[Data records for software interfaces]
------------------------------------------------------------------------
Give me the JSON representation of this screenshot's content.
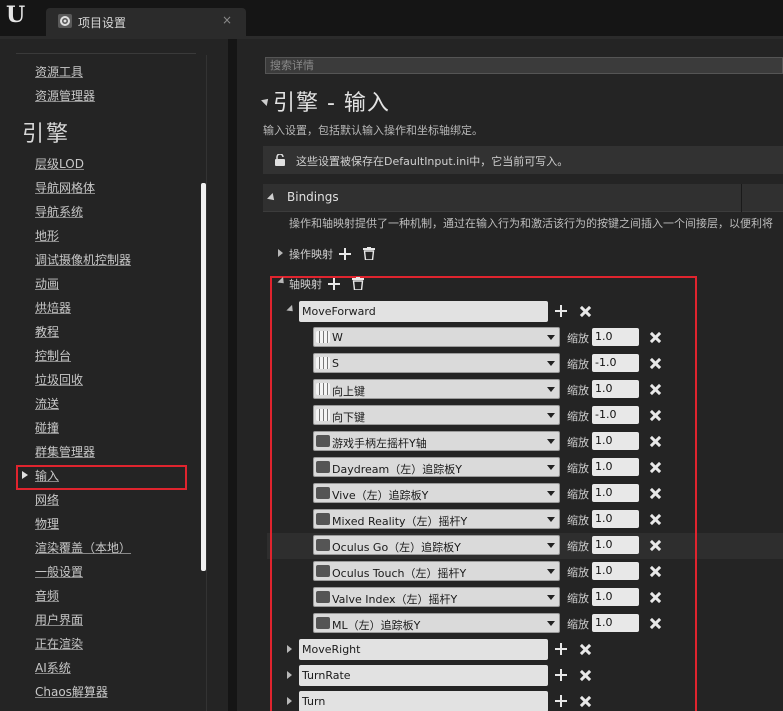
{
  "window": {
    "tab_title": "项目设置",
    "tab_close": "×"
  },
  "nav": {
    "items_top": [
      "资源工具",
      "资源管理器"
    ],
    "heading": "引擎",
    "items": [
      "层级LOD",
      "导航网格体",
      "导航系统",
      "地形",
      "调试摄像机控制器",
      "动画",
      "烘焙器",
      "教程",
      "控制台",
      "垃圾回收",
      "流送",
      "碰撞",
      "群集管理器",
      "输入",
      "网络",
      "物理",
      "渲染覆盖（本地）",
      "一般设置",
      "音频",
      "用户界面",
      "正在渲染",
      "AI系统",
      "Chaos解算器"
    ],
    "selected": "输入"
  },
  "search": {
    "placeholder": "搜索详情"
  },
  "page": {
    "title": "引擎 - 输入",
    "description": "输入设置，包括默认输入操作和坐标轴绑定。",
    "notice": "这些设置被保存在DefaultInput.ini中，它当前可写入。"
  },
  "bindings": {
    "header": "Bindings",
    "description": "操作和轴映射提供了一种机制，通过在输入行为和激活该行为的按键之间插入一个间接层，以便利将",
    "action_mappings_label": "操作映射",
    "axis_mappings_label": "轴映射",
    "scale_label": "缩放",
    "expanded_mapping": {
      "name": "MoveForward",
      "keys": [
        {
          "key": "W",
          "scale": "1.0",
          "icon": "keyboard-icon"
        },
        {
          "key": "S",
          "scale": "-1.0",
          "icon": "keyboard-icon"
        },
        {
          "key": "向上键",
          "scale": "1.0",
          "icon": "keyboard-icon"
        },
        {
          "key": "向下键",
          "scale": "-1.0",
          "icon": "keyboard-icon"
        },
        {
          "key": "游戏手柄左摇杆Y轴",
          "scale": "1.0",
          "icon": "gamepad-icon"
        },
        {
          "key": "Daydream（左）追踪板Y",
          "scale": "1.0",
          "icon": "gamepad-icon"
        },
        {
          "key": "Vive（左）追踪板Y",
          "scale": "1.0",
          "icon": "gamepad-icon"
        },
        {
          "key": "Mixed Reality（左）摇杆Y",
          "scale": "1.0",
          "icon": "gamepad-icon"
        },
        {
          "key": "Oculus Go（左）追踪板Y",
          "scale": "1.0",
          "icon": "gamepad-icon"
        },
        {
          "key": "Oculus Touch（左）摇杆Y",
          "scale": "1.0",
          "icon": "gamepad-icon"
        },
        {
          "key": "Valve Index（左）摇杆Y",
          "scale": "1.0",
          "icon": "gamepad-icon"
        },
        {
          "key": "ML（左）追踪板Y",
          "scale": "1.0",
          "icon": "gamepad-icon"
        }
      ]
    },
    "collapsed_mappings": [
      "MoveRight",
      "TurnRate",
      "Turn"
    ]
  },
  "colors": {
    "highlight": "#e0242e",
    "panel": "#242424",
    "field": "#dadada"
  }
}
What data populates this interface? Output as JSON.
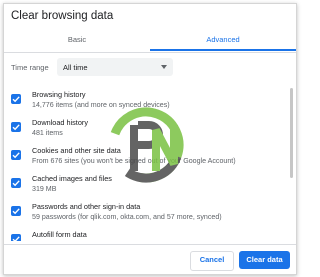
{
  "dialog": {
    "title": "Clear browsing data",
    "tabs": [
      {
        "label": "Basic",
        "selected": false
      },
      {
        "label": "Advanced",
        "selected": true
      }
    ],
    "time_range": {
      "label": "Time range",
      "value": "All time"
    },
    "items": [
      {
        "title": "Browsing history",
        "subtitle": "14,776 items (and more on synced devices)",
        "checked": true
      },
      {
        "title": "Download history",
        "subtitle": "481 items",
        "checked": true
      },
      {
        "title": "Cookies and other site data",
        "subtitle": "From 676 sites (you won't be signed out of your Google Account)",
        "checked": true
      },
      {
        "title": "Cached images and files",
        "subtitle": "319 MB",
        "checked": true
      },
      {
        "title": "Passwords and other sign-in data",
        "subtitle": "59 passwords (for qlik.com, okta.com, and 57 more, synced)",
        "checked": true
      },
      {
        "title": "Autofill form data",
        "subtitle": "",
        "checked": true
      }
    ],
    "buttons": {
      "cancel": "Cancel",
      "clear": "Clear data"
    }
  },
  "colors": {
    "accent": "#1a73e8",
    "watermark_dark": "#4a4a4a",
    "watermark_green": "#7ac143"
  },
  "watermark": {
    "icon": "pn-logo-watermark"
  }
}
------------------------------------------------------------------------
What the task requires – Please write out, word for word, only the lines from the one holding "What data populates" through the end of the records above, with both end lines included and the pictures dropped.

Result of this exercise –
What data populates this interface? Output as JSON.
{
  "dialog": {
    "title": "Clear browsing data",
    "tabs": [
      {
        "label": "Basic",
        "selected": false
      },
      {
        "label": "Advanced",
        "selected": true
      }
    ],
    "time_range": {
      "label": "Time range",
      "value": "All time"
    },
    "items": [
      {
        "title": "Browsing history",
        "subtitle": "14,776 items (and more on synced devices)",
        "checked": true
      },
      {
        "title": "Download history",
        "subtitle": "481 items",
        "checked": true
      },
      {
        "title": "Cookies and other site data",
        "subtitle": "From 676 sites (you won't be signed out of your Google Account)",
        "checked": true
      },
      {
        "title": "Cached images and files",
        "subtitle": "319 MB",
        "checked": true
      },
      {
        "title": "Passwords and other sign-in data",
        "subtitle": "59 passwords (for qlik.com, okta.com, and 57 more, synced)",
        "checked": true
      },
      {
        "title": "Autofill form data",
        "subtitle": "",
        "checked": true
      }
    ],
    "buttons": {
      "cancel": "Cancel",
      "clear": "Clear data"
    }
  },
  "colors": {
    "accent": "#1a73e8",
    "watermark_dark": "#4a4a4a",
    "watermark_green": "#7ac143"
  },
  "watermark": {
    "icon": "pn-logo-watermark"
  }
}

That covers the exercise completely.